The Associated Press has reported that notes left at two shooting scenes contain language and symbols associated with the Five Percenters, who splintered off from the Nation of Islam (NOI) in 1964 and consider themselves a culture, not a faith. Muhammad was once a NOI member, but the FBI declined to comment on any connection between the sniper's notes and the Five Percenters, whose leaders also did not comment. If the connection is proved true, however, the repercussions will be felt throughout an element of the hip hop community that already is rife with suspicion and animosity toward white society.
The group’s philosophy rejects most accepted authority and history. It teaches that 85% of people are ignorant followers and another 10% try to lead those ignorant masses to enrich themselves. The enlightened Five Percent who remain have true knowledge and must wage war against the 10% for control. The details of what the Five Percenters believe and how they act on those beliefs are disputed. Some in law enforcement deem the group a racist gang. South Carolina’s prison system has rated all Five Percenter prisoners security threats.
Black male Five Percenters are "Gods" and will refer to themselves as God. One letter from the sniper contained the demand that police call the author "God" and a stock Five Percenter phrase, "word is bond," along with five stars, also used by the group. A tarot card left at another shooting stated, "I am God."

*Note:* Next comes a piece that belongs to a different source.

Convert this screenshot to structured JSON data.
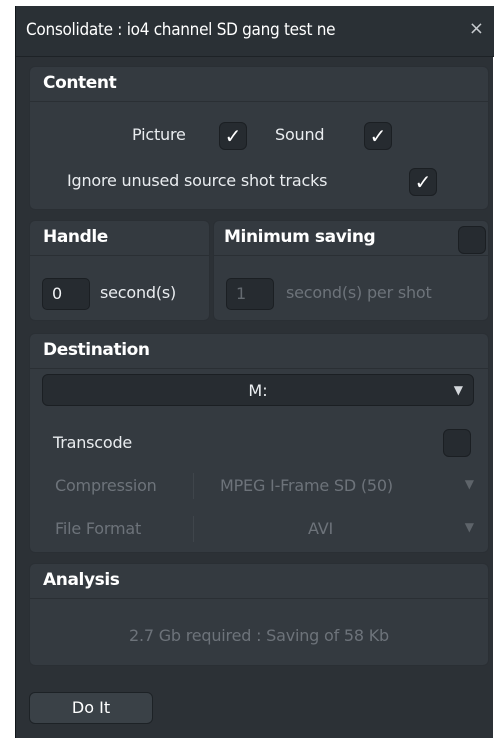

As the Anti Defamation League and a few scholars have noted, Five Percenter theory stands behind the apocalyptic visions of race war expressed in the rap music of some of the more influential hip hop performers. Goin Bananas, Da Lench Mob raps: "We’re having thoughts of overthrowing the government ... it’s open season on crackers, you know; the morgue willl be full of Caucasian John Does ... oh my god, Allah, have mercy; I'm killing them devils because they're not worthy to walk the earth with the original black man ... I won’t rest until they're all dead."
Sunz of Man, an offshoot group of the wildly popular Wu Tang Clan, repeats similar ideas in the song Can I See You: "Camouflaged for the mission; use your third eye to see the Israelite; detect those who tell lies ... carry .45s in these last days and times ... I was born to survive a soldier, and I strive, with a duty to civilize these 85s ... an original black man with a plan to run these devils off our ... land; now listen real close while I explain the operation."
A rap by the group Brand Nubian is even less subtle: "It's all about brothers rising up, wising up, sizing up a situation, but getting fit within the Nation ... I sing sounds of math on behalf of the Gods and the Earths ... now face your maker and take your last breath; the time is half past death."
These acts' appeal is largely limited to hard core hip hop fans, but even artists who've crossed over to mainstream audiences and whose videos turn up regularly on MTV, such as rappers Busta Rhymes, Rakim and Nas, have flirted with Five Percenter concepts. What's unnerving is that these acts are not only among the most critically acclaimed hip hop stars, but they are acclaimed precisely because they're considered the most politically sophisticated rappers.
The question, of course, isn’t whether hip hop performers have a constitutional right to express crazy, or even racially incendiary, ideas. Clearly, they do. The question is to what degree their fans are taking them seriously as they try literally to drum an us against them mindset into young black people.
Pubic Enemy's Chuck D., the first overtly political rapper, once called hip hop "the black CNN." It will be a terrible development if it turns out that John Allen Muhammad was tuning in for the news.
Mark Goldblatt, the author of Africa Speaks, a satire of hip hop culture, lives in New York